| WORK INSTRUCTIONS |
Scan the data beneath this task and copy each line that includes "settings".

Stored data
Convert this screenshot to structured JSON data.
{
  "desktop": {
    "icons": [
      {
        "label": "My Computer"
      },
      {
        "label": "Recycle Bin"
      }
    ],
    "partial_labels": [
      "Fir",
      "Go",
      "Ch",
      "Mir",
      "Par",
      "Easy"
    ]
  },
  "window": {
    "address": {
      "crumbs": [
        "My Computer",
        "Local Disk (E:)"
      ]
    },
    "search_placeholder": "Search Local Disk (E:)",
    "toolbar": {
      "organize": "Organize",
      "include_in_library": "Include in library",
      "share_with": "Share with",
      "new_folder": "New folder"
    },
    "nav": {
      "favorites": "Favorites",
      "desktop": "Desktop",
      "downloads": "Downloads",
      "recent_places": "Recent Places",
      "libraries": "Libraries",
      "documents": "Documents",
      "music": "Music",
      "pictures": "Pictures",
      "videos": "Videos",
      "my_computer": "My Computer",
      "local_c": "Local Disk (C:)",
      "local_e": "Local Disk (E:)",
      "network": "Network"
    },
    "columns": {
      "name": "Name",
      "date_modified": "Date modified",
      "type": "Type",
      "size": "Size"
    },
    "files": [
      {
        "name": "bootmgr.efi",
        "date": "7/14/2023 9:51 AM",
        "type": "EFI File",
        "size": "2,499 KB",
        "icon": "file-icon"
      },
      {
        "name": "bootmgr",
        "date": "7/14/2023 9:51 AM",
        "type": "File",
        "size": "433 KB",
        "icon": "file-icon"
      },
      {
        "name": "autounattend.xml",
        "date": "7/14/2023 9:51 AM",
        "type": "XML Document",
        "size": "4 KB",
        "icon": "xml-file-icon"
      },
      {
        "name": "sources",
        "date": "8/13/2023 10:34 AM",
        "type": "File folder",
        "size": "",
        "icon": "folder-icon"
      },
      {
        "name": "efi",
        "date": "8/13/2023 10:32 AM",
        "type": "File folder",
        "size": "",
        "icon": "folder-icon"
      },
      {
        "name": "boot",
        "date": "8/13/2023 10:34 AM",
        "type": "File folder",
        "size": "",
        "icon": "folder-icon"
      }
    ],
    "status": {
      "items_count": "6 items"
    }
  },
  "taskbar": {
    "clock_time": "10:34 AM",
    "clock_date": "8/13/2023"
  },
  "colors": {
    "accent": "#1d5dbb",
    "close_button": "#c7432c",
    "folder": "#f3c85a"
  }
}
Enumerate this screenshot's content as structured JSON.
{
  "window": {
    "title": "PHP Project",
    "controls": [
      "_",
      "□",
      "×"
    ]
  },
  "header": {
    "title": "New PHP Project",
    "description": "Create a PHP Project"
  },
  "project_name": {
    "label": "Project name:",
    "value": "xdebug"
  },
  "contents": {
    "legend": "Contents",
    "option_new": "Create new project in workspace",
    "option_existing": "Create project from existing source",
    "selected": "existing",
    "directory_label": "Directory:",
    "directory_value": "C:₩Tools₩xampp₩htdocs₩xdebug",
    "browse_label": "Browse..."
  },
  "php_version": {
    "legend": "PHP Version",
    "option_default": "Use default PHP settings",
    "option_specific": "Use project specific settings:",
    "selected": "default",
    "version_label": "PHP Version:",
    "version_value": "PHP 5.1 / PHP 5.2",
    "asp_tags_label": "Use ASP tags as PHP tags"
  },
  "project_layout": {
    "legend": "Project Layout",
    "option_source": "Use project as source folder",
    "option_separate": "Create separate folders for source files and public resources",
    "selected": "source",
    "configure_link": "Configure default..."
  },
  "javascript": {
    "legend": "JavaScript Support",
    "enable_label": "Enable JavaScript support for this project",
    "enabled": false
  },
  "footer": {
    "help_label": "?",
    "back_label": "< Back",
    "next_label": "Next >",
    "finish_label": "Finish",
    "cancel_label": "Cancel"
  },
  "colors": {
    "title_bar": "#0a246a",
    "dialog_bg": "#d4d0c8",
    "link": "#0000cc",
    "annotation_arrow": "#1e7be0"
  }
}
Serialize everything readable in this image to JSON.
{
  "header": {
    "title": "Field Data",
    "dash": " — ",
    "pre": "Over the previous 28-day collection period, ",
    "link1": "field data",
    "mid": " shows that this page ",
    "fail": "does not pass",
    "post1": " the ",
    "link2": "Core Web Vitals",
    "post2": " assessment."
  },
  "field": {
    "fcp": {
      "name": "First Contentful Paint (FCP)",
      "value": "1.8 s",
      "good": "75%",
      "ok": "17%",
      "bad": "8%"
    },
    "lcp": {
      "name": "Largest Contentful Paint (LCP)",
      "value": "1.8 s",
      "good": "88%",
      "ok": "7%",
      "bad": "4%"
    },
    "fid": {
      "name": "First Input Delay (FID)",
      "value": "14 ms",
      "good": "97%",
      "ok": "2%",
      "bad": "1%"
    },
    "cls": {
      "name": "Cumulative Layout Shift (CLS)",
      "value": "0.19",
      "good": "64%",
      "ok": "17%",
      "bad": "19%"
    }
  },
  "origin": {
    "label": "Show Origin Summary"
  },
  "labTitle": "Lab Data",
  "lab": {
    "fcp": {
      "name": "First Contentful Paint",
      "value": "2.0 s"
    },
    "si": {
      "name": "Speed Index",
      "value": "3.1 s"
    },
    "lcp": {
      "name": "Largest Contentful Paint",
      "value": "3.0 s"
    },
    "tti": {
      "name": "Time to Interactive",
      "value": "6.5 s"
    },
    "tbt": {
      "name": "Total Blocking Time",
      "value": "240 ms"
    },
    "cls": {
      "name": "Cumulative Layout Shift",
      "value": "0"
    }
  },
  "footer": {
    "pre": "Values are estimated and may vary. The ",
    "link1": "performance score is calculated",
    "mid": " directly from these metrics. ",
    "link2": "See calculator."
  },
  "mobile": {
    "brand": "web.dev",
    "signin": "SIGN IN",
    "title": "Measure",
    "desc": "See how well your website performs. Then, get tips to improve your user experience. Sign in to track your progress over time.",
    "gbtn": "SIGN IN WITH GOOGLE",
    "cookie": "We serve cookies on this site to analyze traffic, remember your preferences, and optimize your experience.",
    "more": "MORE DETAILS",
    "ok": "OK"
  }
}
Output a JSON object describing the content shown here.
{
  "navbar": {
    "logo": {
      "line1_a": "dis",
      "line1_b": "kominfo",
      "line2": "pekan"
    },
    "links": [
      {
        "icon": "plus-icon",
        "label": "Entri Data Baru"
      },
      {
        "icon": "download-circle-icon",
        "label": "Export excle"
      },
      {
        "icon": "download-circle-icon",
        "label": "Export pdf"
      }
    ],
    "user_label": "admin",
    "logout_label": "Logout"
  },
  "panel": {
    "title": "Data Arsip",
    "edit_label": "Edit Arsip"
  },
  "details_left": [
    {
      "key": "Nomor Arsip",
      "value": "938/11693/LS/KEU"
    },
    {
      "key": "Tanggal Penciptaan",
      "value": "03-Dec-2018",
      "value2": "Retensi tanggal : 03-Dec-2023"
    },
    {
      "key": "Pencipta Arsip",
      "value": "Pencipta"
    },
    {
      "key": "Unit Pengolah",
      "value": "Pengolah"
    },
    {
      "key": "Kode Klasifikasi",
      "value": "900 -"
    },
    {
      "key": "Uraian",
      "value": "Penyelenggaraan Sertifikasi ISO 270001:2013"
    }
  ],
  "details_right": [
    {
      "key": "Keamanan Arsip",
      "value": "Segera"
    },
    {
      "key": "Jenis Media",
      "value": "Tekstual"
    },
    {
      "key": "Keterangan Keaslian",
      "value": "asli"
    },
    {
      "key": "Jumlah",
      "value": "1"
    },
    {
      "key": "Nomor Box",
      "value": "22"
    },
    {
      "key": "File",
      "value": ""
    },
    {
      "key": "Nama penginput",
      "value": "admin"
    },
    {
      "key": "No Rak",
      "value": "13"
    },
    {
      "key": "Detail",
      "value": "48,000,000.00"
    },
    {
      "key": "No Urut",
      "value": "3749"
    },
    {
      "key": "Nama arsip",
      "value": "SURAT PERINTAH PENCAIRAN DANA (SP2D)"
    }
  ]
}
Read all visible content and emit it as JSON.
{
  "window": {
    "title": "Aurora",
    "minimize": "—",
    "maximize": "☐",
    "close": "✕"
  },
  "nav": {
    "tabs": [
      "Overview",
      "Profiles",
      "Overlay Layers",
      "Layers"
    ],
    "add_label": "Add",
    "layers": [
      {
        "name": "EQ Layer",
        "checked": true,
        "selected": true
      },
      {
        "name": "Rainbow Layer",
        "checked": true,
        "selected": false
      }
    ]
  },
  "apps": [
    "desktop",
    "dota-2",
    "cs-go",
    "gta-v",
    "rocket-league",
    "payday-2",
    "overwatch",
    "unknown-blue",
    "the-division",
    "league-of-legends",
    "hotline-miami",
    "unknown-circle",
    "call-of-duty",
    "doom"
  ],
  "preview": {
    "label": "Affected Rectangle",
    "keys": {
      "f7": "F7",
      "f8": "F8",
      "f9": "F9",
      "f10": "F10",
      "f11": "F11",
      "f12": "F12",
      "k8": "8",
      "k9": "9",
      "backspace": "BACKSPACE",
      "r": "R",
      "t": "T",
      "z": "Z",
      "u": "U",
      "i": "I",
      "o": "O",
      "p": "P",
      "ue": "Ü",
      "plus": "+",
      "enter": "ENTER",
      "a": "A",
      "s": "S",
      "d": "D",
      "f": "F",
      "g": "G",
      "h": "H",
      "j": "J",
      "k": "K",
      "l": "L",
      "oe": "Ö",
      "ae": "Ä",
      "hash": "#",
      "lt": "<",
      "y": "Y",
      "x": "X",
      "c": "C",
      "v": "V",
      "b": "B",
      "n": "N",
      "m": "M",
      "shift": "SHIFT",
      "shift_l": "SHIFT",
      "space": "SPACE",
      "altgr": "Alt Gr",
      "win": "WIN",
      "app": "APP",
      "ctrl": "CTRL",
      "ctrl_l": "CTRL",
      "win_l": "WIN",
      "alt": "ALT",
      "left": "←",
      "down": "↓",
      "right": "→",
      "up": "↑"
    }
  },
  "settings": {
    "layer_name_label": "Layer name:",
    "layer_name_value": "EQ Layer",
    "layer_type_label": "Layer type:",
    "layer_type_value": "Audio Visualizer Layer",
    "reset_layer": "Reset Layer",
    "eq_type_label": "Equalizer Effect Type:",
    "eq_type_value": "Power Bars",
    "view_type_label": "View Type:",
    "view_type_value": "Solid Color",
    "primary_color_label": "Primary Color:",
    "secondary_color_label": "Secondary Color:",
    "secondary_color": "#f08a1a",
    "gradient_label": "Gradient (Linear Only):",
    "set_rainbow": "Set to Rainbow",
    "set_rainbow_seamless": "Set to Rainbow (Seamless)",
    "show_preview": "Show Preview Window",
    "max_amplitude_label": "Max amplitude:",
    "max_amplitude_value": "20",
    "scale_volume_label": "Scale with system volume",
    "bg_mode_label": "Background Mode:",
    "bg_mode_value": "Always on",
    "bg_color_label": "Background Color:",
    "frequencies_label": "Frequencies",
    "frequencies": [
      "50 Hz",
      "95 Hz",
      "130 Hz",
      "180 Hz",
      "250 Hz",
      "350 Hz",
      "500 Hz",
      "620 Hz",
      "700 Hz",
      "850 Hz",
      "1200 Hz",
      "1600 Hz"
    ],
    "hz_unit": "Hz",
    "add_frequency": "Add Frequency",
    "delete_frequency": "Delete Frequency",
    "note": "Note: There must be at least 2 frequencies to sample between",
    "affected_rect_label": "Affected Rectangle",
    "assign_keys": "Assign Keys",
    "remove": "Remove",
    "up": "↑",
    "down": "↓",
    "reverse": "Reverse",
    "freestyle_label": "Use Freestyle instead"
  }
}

| ANSWER TO THIS EXERCISE |
    "option_default": "Use default PHP settings",
    "option_specific": "Use project specific settings:",
  "settings": {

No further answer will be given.